- FDA's Office of Pharmaceutical Quality (OPQ) outlined key considerations drug companies should include when preparing a Quality Overall Summary (QOS) as part of certain human drug applications in a new white paper this week.
- The agency said that the white paper comes in response to pharmaceutical companies that are "considering adjustments to their QOS format for upcoming submissions to improve their efficiency in the assessment process."
- QOS, which contains a summary of quality-related information provided by applicants, aims to improve communication between the agency and drug companies and reduce the time needed for FDA to understand the quality data.
The white paper comes as OPQ develops a common informatics platform to better align patient needs with drug risks when making recommendations for application submissions of small molecules as well as biologics, and generic drugs.
The key considerations FDA says sponsors should include in a QOS include:
- Making sure product and process development is explained in a patient-focused context.
- Effectively describing the overall control strategy.
- Ensuring FDA is guided through the application submission.
"While the QOS holds great promise as a means of promoting effective communication between applicants and regulators, it has the potential to more effectively impact the efficiency and quality of regulators’ assessments across application types by addressing the disconnect that can occur between applicants and regulators regarding the communication of quality data and its impact on the assessment," FDA said in a statement.
The agency says that one approach to make QOS more effective is to use a question-based review QOS for generic drug applications. But as applicants explore alternative formats for applications to better align QOS across multiple global regions, FDA notes that a regulator should be able use the QOS to "initiate the assessment of potential risk to the patient, and the control of such risk, in the commercially manufactured product."
"For example, QOS content could provide regulators with an opportunity to better and more quickly understand a product’s overall benefit-risk profile and overall control strategy from a quality perspective, given the indication(s), patient population, and intended use. The QOS could provide an initial orientation to the measures taken to mitigate or control risk to the patient," the white paper states.

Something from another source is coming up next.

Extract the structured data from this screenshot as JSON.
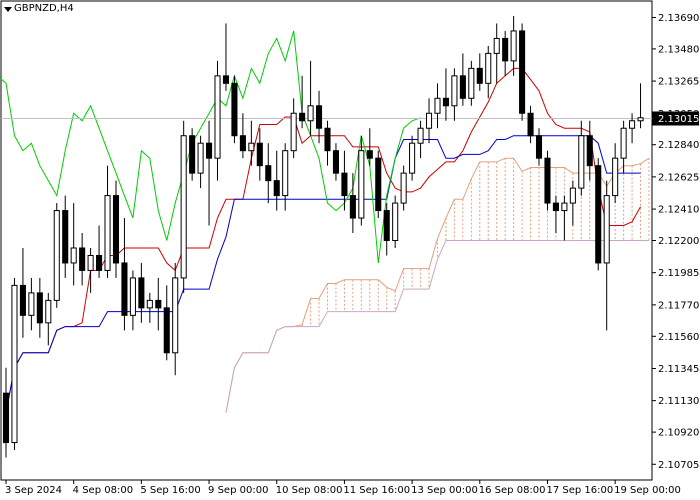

Better use of QOS, if properly used to improve application assessments, "should lead to improved access" to safe and effective drugs, the white paper says. That goal falls in line with FDA Commissioner Scott Gottlieb's efforts to speed drug reviews and improve regulatory processes, which is leading to increased competition in the marketplace and potentially could help lower drug prices.